The decision by the 11 members of the Comprehensive and Progressive Agreement on Trans-Pacific Partnership (CPTPP) on Wednesday to allow Britain to officially begin the process of joining the pact is a “win-win” for Britain , membership in the CPTPP and the agreement itself. . If its membership goes through, Britain would become the group’s second-largest economy after Japan, and its entry would increase the bloc’s combined GDP by about 25% in US dollars. As a member, Britain would have easier access to a market which is roughly the same size as that of the European Union, of which it was once a part. However, the size of its trade with CPTPP members is barely a sixth of what it is with the EU – suggesting that there is great potential for Britain to expand its trade with the EU. group.

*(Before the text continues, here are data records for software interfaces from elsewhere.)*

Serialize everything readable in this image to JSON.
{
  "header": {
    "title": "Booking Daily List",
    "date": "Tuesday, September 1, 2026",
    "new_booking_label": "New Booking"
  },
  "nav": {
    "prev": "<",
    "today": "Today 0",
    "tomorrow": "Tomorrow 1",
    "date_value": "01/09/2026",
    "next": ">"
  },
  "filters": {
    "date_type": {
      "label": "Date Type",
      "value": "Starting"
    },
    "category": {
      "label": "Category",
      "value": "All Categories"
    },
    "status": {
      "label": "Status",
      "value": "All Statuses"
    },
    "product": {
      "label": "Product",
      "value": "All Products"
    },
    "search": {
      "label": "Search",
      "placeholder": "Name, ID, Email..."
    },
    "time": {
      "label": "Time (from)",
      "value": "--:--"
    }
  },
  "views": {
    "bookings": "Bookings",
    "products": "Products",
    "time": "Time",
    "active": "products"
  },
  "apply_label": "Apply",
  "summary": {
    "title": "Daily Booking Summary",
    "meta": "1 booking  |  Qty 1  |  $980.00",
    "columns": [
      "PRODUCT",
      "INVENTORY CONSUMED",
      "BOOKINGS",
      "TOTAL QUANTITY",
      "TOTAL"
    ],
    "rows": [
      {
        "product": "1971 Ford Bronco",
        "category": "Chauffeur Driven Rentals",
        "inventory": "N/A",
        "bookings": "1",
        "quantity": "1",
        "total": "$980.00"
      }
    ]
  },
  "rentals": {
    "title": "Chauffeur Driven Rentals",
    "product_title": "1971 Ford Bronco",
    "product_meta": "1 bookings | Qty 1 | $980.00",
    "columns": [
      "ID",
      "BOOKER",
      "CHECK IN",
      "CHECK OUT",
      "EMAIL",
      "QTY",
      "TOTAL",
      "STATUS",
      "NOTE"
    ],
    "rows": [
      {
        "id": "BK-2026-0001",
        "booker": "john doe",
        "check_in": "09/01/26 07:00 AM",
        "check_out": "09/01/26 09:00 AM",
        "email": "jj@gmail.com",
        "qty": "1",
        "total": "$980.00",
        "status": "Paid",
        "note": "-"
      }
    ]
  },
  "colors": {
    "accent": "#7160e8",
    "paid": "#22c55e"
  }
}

But this will only happen gradually. Britain has already concluded free trade agreements with seven CPTPP members and is negotiating agreements with two more, meaning that the additional economic gains from joining the partnership will be limited at first. However, Britain would be able to use inputs from all CPTPP member economies to create new supply chains. For example, as UK Secretary of State for International Trade Liz Truss explained, its car manufacturers could source parts in Japan to make cars and trucks in Britain and sell them duty-free in the UK. Mexico, for example. Tariffs on some UK exports would also drop faster under the CPTPP than under its bilateral trade pacts.